This episode: Soil bacteria could help prevent food poisoning from bacteria in raw tomatoes!
(9.6 MB, 10.5 minutes)
The pathogen Escherichia coli O157:H7 can spread, likely airborne, more than one tenth mile downwind from a cattle feedlot onto nearby produce, according to a paper published ahead of print in Applied and Environmental Microbiology. The high percentages of leafy greens contaminated with E. coli ... Read More
Vincent and Dickson discuss how malaria parasites induce odors in their rodent hosts that attract mosquitoes.
Vincent, Dickson, and Daniel provide the solution to last week's case study, present a new one, and discuss how immune suppression by nematodes increases tuberculosis fatality in African buffalo.
This episode: Virus helps to modify mice such that certain colors of light can cause or prevent pain!
(10 MB, 10.8 minutes)
This episode: Bacteria with engineered circuits can detect and keep a record of stuff in their environment, like in the gut!
(14.6 MB, 15.9 minutes)
Vincent and Dickson discuss the spread of P. knowlesi in Malaysia, and how Leishmania parasites protect the sandfly gut from bacterial infection.
Vincent, Alan, and Rich discuss how norovirus, an enteric virus, can replace the functions of the gut microbiome.
This episode: Defective phages in bacterial genomes can still have burdensome effects!

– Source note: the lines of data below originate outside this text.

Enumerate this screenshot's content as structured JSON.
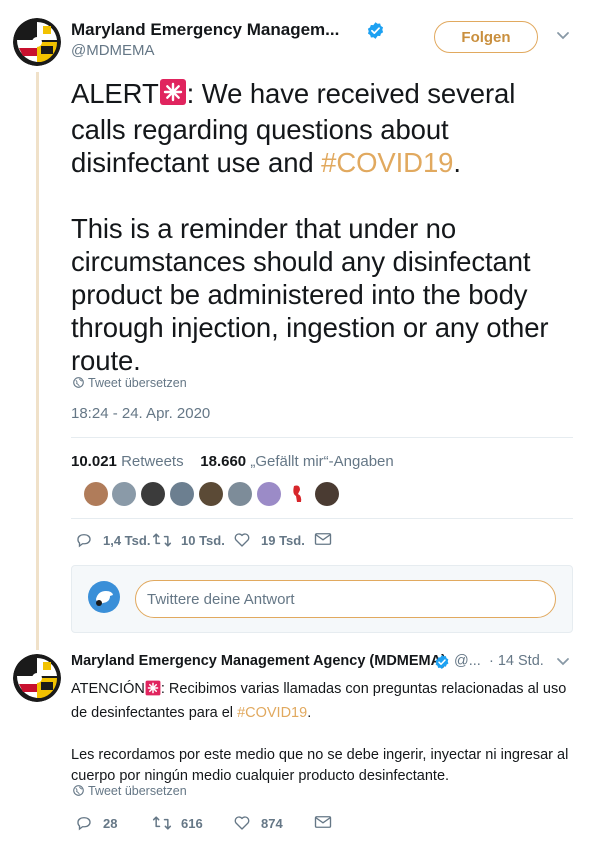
{
  "tweet": {
    "author_name": "Maryland Emergency Managem...",
    "handle": "@MDMEMA",
    "follow_label": "Folgen",
    "text_part1": "ALERT",
    "text_part2": ": We have received several calls regarding questions about disinfectant use and ",
    "hashtag": "#COVID19",
    "text_part3": ".\n\nThis is a reminder that under no circumstances should any disinfectant product be administered into the body through injection, ingestion or any other route.",
    "translate_label": "Tweet übersetzen",
    "timestamp": "18:24 - 24. Apr. 2020",
    "retweets_count": "10.021",
    "retweets_label": "Retweets",
    "likes_count": "18.660",
    "likes_label": "„Gefällt mir“-Angaben",
    "replies": "1,4 Tsd.",
    "retweets_short": "10 Tsd.",
    "likes_short": "19 Tsd."
  },
  "reply_composer": {
    "placeholder": "Twittere deine Antwort"
  },
  "second_tweet": {
    "author_name": "Maryland Emergency Management Agency (MDMEMA)",
    "handle": "@...",
    "time": "· 14 Std.",
    "text_part1": "ATENCIÓN",
    "text_part2": ": Recibimos varias llamadas con preguntas relacionadas al uso de desinfectantes para el ",
    "hashtag": "#COVID19",
    "text_part3": ".\n\nLes recordamos por este medio que no se debe ingerir, inyectar ni ingresar al cuerpo por ningún medio cualquier producto desinfectante.",
    "translate_label": "Tweet übersetzen",
    "replies": "28",
    "retweets": "616",
    "likes": "874"
  },
  "colors": {
    "accent": "#e1a95f",
    "verified": "#1da1f2",
    "muted": "#657786",
    "siren_red": "#e0245e"
  },
  "icons": [
    "verified-badge-icon",
    "chevron-down-icon",
    "siren-emoji-icon",
    "globe-icon",
    "reply-icon",
    "retweet-icon",
    "like-icon",
    "message-icon"
  ]
}
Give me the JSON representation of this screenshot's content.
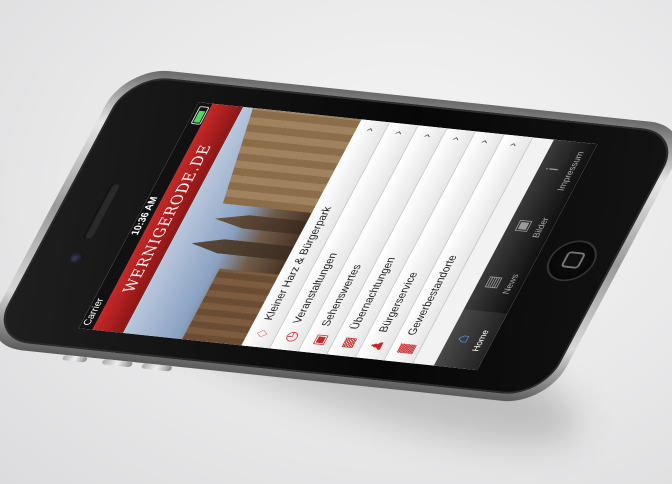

Why do the bacteria keep them around?
(10.4 MB, 11.3 minutes)
Most of the strains used belong to the Bacillus genus and the rest are just random colorful petri dish contaminants. :-)
Author: Rositsa Tashkova, Université de Nantes, France Read More
Vincent and Dickson discuss the exchange of messenger RNAs between a parasitic plant and its hosts.
A fun little read about lichens and their impressive attributes, accompanied by some beautiful photographs. (If the use of the term "kingdom Monera" gives you cause to smirk, just ignore it and keep reading.) Read More
This episode: Remnants of viral infection left behind in squirrels' genome may protect them from incoming viruses!
(9.3 MB, 10.1 minutes)
Serratia marcescens can form brilliant red colonies on LB agar due to the synthesis of the secondary metabolite prodigiosin. In the Microbiology teaching lab, we had students create pigment mutants of S. marcescens and these lovely shades of pink and white were collected for analysis. Read More
Hosts: Vincent Racaniello
Special guest: Rob Knight
Vincent meets up with Rob Knight to talk about the technology that has... Read More
E. coli was grown on MacConkey Agar (MAC) at 37 degrees for 24 hour. MAC is a Selective and Differential media used to inhibit G+ growth and some G- bacteria as well as identify and isolate lactose fermenting G- enteric bacteria mainly Enterobacteriaceae. Strong lactose fermentation produces pi... Read More